**Extracted entries**
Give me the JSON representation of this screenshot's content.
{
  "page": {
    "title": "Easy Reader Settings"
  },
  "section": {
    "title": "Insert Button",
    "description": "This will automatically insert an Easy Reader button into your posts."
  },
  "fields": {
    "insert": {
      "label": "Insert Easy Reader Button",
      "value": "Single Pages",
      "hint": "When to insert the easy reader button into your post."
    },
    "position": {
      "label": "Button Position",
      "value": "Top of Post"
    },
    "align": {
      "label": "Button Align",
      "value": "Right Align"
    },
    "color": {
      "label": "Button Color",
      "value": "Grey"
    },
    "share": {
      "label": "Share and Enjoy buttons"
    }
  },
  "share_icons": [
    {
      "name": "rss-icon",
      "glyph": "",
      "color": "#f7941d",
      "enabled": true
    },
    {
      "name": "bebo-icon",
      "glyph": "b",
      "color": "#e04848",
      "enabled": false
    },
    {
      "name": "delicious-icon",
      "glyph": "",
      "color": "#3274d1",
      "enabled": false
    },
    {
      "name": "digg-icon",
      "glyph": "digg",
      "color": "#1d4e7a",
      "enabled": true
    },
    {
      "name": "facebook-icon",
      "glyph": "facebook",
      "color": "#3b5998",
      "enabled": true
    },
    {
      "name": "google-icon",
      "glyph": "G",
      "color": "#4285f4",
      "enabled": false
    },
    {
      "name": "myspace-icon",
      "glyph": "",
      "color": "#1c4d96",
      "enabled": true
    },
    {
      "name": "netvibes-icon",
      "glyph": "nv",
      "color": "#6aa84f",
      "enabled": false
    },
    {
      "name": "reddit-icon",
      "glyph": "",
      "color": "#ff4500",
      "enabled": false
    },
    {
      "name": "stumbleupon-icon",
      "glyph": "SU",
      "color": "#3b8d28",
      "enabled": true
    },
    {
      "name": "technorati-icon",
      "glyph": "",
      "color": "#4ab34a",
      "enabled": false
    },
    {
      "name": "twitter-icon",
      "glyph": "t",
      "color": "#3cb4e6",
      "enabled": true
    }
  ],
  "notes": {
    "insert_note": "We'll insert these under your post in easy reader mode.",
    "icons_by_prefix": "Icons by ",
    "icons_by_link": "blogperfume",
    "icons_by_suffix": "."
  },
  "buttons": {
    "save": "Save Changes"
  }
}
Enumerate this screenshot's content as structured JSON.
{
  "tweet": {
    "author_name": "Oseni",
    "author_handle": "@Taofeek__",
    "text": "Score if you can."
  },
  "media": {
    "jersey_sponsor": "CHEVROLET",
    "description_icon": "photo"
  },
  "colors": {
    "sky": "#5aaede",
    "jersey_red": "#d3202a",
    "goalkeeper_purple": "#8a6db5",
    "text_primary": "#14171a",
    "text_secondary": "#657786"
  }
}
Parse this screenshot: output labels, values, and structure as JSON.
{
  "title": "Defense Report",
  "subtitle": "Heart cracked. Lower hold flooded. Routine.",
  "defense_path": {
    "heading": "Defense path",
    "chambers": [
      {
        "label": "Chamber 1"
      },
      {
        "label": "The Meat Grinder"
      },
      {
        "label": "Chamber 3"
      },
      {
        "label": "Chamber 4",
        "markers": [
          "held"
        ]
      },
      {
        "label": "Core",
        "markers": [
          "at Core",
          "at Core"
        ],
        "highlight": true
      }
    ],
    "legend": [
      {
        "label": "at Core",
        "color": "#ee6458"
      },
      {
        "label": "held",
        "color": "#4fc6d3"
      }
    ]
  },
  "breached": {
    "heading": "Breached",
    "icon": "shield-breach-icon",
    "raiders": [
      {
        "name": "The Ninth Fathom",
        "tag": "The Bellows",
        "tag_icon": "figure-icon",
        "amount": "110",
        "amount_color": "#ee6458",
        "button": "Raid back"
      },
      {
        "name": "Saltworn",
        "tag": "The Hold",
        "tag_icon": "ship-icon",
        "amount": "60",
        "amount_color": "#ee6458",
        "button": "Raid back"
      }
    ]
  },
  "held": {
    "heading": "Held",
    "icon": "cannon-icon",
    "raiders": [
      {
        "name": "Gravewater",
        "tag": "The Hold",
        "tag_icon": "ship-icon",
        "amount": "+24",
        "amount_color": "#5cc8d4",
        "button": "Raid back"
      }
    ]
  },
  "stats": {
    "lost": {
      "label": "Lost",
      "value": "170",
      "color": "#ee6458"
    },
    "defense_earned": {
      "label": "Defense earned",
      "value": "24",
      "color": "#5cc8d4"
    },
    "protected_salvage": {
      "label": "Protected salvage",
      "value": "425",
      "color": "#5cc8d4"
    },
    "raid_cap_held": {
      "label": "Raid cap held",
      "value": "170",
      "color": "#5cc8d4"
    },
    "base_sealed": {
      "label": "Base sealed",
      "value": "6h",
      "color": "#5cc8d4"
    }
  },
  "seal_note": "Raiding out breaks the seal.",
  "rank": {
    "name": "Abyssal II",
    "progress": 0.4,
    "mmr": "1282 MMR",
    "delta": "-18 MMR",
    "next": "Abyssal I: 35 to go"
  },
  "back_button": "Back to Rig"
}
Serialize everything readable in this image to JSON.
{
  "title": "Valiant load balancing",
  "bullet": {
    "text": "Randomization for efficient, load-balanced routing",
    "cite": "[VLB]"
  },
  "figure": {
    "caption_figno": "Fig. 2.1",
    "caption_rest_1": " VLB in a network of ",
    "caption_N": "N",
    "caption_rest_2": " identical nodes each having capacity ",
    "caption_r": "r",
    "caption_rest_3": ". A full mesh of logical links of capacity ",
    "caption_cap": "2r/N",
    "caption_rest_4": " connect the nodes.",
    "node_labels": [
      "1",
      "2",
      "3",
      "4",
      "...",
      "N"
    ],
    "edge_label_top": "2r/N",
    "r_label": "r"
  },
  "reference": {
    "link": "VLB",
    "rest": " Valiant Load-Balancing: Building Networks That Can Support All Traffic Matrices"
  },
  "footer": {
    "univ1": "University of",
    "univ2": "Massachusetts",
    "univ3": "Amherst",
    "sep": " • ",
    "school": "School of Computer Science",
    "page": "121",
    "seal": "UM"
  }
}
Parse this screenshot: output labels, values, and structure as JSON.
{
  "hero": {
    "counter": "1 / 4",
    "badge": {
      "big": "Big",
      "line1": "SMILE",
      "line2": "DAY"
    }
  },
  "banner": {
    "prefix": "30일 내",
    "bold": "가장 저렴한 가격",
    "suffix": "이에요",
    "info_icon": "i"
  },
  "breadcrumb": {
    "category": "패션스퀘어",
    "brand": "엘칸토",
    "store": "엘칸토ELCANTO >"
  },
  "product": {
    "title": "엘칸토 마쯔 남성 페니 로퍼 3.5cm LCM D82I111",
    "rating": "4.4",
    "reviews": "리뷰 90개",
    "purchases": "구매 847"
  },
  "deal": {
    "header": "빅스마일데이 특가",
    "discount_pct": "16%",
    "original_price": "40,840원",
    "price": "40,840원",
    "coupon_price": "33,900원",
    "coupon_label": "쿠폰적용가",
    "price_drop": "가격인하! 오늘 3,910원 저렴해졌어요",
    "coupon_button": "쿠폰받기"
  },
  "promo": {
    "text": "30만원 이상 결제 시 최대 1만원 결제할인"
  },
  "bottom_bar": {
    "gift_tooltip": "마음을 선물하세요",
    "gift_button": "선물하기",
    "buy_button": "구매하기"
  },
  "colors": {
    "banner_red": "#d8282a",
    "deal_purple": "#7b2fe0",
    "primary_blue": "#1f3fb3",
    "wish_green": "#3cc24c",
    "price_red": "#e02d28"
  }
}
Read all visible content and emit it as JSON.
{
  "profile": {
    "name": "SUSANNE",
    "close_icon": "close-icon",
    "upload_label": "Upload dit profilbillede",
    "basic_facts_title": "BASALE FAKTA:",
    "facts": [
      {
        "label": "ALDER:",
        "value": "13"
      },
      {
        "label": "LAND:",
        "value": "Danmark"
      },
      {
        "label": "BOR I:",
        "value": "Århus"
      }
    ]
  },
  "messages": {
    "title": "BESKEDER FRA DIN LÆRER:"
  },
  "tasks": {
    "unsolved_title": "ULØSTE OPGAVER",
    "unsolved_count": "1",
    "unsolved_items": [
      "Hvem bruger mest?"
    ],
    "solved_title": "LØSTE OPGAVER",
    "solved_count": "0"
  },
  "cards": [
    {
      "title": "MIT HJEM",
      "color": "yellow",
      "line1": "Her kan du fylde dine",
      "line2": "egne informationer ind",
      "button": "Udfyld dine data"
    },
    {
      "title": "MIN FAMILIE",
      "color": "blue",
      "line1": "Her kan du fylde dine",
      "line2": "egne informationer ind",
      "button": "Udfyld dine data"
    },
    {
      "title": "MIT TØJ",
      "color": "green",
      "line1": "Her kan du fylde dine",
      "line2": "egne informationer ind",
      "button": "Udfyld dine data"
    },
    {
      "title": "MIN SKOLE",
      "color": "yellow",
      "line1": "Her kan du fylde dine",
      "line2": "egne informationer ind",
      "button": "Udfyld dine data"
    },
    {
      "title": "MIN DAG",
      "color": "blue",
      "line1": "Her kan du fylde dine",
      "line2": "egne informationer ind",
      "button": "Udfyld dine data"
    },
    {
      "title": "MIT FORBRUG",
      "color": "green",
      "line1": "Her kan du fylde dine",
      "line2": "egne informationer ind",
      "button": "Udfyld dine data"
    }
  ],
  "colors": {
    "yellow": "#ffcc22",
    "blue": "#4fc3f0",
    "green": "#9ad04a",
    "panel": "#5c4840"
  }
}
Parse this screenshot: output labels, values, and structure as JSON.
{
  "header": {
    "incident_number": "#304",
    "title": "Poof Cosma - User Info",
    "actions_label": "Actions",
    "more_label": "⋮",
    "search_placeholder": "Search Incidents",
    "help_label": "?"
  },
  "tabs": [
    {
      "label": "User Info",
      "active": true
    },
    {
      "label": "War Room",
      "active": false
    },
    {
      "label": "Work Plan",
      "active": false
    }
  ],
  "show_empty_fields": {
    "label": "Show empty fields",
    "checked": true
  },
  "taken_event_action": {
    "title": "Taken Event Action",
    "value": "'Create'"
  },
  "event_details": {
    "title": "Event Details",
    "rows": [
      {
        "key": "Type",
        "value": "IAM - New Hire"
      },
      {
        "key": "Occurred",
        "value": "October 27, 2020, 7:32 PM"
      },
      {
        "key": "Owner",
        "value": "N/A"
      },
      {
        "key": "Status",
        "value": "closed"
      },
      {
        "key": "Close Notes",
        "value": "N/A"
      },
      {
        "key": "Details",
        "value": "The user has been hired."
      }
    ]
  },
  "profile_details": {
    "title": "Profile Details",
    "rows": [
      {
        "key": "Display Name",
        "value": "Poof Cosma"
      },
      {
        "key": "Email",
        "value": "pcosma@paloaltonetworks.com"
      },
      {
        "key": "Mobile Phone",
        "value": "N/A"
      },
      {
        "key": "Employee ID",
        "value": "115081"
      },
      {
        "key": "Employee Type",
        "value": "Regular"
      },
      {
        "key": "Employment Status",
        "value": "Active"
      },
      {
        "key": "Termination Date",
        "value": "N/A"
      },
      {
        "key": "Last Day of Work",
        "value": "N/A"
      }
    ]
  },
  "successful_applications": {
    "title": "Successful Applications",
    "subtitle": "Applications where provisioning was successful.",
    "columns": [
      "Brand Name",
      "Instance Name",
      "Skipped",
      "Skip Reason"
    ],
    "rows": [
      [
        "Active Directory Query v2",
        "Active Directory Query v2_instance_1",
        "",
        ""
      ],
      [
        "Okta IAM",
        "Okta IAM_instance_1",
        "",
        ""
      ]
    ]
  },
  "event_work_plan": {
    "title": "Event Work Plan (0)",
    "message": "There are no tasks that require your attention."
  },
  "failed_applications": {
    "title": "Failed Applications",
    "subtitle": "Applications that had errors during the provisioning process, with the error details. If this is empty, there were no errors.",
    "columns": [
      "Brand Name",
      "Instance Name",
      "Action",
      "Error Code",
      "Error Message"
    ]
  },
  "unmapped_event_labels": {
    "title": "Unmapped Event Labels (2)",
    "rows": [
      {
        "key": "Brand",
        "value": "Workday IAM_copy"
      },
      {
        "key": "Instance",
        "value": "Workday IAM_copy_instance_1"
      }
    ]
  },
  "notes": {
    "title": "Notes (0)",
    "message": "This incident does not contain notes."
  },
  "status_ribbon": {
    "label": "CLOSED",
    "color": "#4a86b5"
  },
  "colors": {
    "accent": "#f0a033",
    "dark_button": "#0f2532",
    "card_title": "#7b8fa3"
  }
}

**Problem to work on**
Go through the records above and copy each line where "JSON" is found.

**Answer**
Give me the JSON representation of this screenshot's content.
Enumerate this screenshot's content as structured JSON.
Parse this screenshot: output labels, values, and structure as JSON.
Serialize everything readable in this image to JSON.
Parse this screenshot: output labels, values, and structure as JSON.
Read all visible content and emit it as JSON.
Parse this screenshot: output labels, values, and structure as JSON.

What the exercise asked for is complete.